Action item: Sort through the entries below and pull out lines containing the word "glyph".

Input data:

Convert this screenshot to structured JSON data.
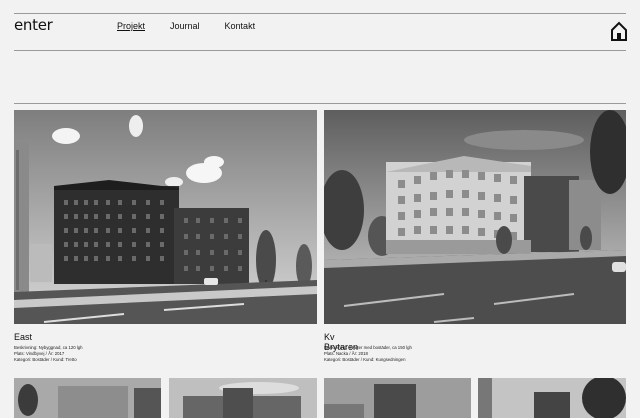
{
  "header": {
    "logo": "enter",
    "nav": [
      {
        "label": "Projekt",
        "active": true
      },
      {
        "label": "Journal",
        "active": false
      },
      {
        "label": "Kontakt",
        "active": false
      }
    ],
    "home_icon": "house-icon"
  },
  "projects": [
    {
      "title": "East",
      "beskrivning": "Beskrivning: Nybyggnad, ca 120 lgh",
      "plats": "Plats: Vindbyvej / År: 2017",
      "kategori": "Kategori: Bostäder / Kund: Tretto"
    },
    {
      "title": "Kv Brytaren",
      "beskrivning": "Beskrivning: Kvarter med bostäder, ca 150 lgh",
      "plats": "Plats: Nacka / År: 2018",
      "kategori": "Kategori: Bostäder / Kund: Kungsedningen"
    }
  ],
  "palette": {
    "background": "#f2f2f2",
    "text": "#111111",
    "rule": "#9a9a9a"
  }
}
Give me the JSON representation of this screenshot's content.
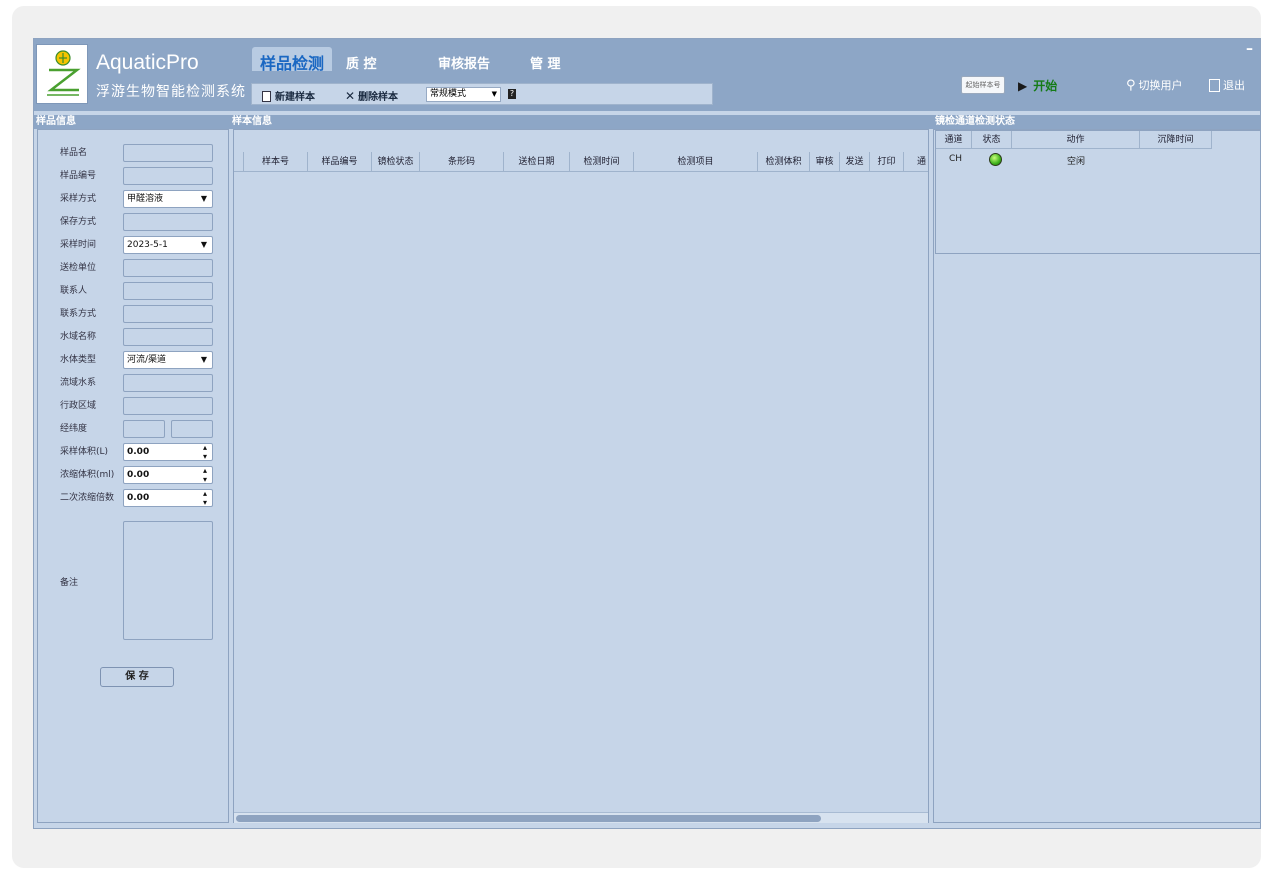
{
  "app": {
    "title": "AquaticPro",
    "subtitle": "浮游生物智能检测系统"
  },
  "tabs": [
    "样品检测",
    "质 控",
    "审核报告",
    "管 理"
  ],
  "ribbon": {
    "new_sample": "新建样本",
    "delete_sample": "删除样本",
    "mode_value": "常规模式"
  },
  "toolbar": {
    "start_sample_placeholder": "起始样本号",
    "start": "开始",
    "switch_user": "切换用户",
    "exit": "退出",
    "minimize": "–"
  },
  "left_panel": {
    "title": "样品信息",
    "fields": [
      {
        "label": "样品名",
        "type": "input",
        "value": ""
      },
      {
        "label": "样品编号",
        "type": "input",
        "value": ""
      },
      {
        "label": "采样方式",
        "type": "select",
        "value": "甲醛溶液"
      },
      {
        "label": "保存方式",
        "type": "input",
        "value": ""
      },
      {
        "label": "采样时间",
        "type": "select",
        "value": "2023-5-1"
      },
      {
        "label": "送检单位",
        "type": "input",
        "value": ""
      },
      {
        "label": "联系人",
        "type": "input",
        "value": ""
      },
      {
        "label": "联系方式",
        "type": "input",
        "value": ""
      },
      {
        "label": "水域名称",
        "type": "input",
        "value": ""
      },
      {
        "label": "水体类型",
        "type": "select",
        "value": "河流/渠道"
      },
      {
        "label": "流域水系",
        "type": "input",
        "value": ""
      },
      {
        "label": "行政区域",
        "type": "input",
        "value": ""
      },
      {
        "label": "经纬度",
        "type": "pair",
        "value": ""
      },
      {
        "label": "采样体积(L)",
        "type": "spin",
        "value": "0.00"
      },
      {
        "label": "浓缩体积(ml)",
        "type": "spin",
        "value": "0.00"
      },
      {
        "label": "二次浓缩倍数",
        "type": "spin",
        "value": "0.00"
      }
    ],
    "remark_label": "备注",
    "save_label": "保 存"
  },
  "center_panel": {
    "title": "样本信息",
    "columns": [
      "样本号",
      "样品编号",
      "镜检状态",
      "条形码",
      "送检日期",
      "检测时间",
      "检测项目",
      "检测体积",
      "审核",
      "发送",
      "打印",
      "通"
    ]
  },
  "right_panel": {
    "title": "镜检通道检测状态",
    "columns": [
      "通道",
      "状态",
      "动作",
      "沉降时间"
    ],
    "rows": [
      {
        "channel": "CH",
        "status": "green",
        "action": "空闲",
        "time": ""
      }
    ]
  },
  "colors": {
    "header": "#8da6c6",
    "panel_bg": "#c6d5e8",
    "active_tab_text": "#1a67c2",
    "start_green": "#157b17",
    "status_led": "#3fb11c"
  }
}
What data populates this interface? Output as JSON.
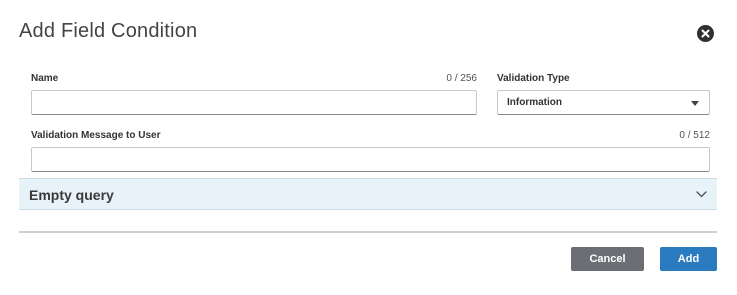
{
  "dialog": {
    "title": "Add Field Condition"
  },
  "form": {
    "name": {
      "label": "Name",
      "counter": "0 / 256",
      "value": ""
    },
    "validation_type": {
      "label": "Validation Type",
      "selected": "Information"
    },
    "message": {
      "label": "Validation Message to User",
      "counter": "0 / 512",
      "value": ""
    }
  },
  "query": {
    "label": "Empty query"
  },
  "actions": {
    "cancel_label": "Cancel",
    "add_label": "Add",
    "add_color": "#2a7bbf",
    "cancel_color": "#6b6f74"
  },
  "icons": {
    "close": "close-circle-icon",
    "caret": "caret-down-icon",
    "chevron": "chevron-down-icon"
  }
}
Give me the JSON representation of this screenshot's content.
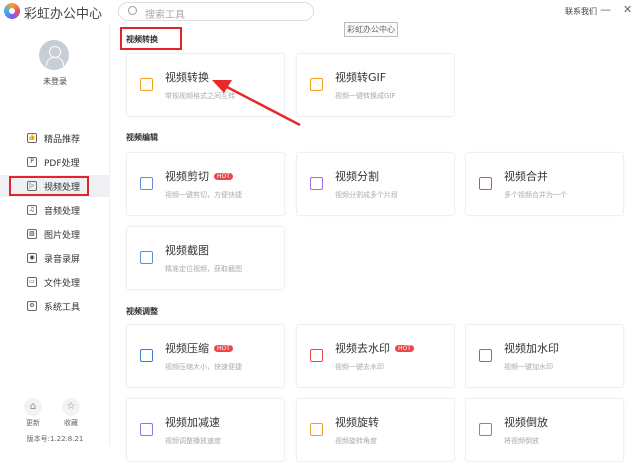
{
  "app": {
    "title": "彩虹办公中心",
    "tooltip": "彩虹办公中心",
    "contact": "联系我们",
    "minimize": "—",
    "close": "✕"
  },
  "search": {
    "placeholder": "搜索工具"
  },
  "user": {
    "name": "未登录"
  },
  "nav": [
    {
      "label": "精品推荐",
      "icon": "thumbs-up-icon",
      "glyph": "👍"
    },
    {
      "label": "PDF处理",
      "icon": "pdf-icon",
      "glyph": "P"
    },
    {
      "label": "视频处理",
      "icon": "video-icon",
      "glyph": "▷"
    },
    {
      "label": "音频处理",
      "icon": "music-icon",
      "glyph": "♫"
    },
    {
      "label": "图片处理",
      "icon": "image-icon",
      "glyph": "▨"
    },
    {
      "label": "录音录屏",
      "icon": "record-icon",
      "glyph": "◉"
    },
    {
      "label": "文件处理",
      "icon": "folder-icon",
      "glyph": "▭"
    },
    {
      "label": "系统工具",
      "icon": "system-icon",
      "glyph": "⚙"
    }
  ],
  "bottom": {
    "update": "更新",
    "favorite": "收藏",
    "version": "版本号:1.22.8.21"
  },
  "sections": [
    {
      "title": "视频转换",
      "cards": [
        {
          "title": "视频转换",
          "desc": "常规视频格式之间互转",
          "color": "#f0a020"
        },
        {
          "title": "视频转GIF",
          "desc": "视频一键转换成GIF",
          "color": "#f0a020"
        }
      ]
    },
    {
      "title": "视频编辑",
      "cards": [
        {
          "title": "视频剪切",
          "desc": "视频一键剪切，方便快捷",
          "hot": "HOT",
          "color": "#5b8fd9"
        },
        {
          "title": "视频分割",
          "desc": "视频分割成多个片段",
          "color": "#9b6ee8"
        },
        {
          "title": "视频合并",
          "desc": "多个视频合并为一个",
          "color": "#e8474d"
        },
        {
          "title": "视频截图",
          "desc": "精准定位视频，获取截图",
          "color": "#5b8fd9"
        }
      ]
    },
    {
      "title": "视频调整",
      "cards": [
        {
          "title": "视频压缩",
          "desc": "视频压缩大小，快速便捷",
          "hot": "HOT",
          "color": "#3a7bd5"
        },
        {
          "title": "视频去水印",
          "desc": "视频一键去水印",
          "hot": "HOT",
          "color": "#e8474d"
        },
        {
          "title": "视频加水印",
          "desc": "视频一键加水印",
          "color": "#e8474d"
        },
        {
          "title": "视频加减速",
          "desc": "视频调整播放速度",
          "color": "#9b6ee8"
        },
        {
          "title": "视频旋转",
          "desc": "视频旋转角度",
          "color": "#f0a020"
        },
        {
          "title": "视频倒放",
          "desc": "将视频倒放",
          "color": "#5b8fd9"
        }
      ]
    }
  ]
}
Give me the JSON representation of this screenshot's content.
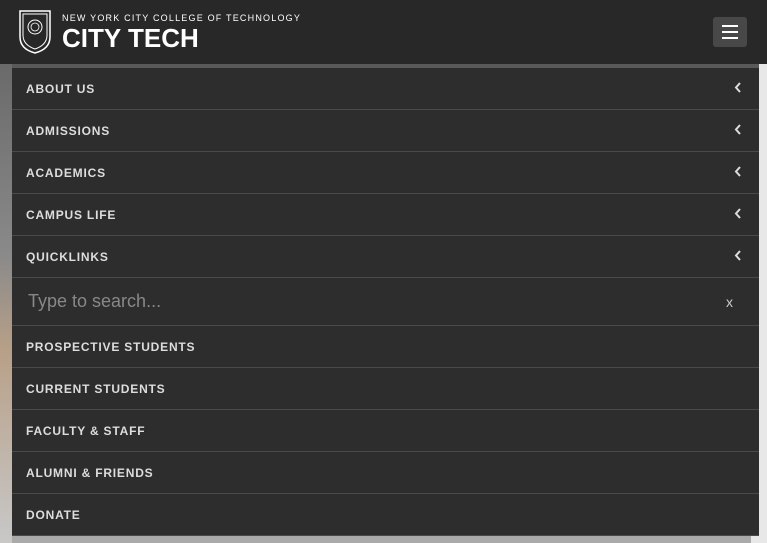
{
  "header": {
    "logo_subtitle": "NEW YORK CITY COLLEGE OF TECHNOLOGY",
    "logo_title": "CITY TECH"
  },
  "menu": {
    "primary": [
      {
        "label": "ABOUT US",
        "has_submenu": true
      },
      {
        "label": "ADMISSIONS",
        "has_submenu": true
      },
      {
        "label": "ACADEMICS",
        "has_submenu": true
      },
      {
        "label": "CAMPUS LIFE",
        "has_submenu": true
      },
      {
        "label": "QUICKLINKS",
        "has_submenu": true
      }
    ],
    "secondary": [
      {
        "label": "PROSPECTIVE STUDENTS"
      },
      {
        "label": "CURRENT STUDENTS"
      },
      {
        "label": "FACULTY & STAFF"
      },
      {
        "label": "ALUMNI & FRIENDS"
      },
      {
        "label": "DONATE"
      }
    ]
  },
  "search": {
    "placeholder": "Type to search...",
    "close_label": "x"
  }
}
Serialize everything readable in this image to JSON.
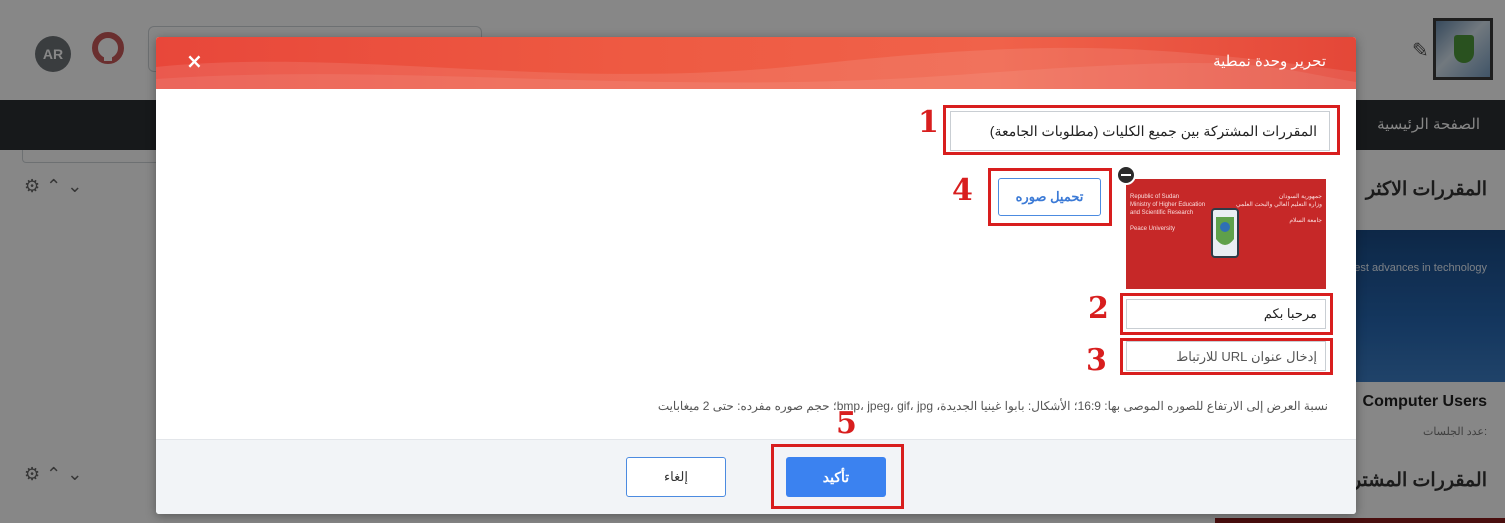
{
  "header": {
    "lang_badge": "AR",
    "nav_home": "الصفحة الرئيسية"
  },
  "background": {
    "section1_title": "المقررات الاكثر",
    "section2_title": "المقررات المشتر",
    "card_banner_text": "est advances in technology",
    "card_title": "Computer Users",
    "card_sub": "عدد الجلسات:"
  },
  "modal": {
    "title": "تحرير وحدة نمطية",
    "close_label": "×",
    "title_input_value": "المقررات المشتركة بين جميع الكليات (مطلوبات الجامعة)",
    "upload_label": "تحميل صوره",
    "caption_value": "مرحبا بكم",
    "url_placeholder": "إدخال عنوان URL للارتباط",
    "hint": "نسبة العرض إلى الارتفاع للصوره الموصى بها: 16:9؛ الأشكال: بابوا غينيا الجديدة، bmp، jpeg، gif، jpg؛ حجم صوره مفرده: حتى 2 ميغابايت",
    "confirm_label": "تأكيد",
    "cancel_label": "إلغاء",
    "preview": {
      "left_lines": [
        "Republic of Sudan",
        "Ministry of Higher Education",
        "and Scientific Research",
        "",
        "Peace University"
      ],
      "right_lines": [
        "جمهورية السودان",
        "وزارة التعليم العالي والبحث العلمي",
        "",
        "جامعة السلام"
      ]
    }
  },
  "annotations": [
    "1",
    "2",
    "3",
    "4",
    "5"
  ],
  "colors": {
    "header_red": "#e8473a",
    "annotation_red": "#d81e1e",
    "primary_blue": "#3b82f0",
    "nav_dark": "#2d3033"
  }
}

Response box:
      "glyph": "👍"
      "glyph": "P"
      "glyph": "▷"
      "glyph": "♫"
      "glyph": "▨"
      "glyph": "◉"
      "glyph": "▭"
      "glyph": "⚙"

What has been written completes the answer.